• _Your goal_
Filter out every line below that lacks "replies", and copy the rest.

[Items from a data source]
───

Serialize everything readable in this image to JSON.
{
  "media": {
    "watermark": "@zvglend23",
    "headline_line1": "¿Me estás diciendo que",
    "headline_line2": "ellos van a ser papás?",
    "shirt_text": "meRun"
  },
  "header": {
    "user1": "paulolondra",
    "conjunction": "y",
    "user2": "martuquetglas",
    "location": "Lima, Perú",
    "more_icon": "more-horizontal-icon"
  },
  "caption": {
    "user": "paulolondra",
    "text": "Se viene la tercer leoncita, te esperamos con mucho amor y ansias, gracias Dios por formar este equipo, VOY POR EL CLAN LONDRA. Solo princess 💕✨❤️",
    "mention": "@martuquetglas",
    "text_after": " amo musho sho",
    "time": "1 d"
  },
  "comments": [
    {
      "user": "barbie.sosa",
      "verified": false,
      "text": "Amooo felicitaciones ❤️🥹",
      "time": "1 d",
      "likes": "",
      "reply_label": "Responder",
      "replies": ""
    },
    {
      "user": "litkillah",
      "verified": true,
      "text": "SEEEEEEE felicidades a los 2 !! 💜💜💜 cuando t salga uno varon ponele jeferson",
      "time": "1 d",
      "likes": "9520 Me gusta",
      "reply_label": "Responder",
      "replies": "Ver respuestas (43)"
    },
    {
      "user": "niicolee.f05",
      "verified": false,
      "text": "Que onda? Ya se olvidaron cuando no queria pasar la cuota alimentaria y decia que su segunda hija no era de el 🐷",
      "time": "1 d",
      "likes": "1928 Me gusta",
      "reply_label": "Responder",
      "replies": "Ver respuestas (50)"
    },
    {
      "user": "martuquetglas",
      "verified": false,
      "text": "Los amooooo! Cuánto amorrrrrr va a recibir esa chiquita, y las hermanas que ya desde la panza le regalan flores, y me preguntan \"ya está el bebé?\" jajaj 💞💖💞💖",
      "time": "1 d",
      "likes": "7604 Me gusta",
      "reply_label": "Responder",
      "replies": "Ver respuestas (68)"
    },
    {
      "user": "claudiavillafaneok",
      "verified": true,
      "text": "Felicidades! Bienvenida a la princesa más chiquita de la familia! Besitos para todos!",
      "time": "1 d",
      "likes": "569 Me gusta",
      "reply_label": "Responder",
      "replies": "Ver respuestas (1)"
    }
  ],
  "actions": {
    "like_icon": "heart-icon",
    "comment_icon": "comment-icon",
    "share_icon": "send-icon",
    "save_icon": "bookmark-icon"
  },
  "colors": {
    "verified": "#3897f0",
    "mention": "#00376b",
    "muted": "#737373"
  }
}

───

• _Task result_
      "replies": ""
      "replies": "Ver respuestas (43)"
      "replies": "Ver respuestas (50)"
      "replies": "Ver respuestas (68)"
      "replies": "Ver respuestas (1)"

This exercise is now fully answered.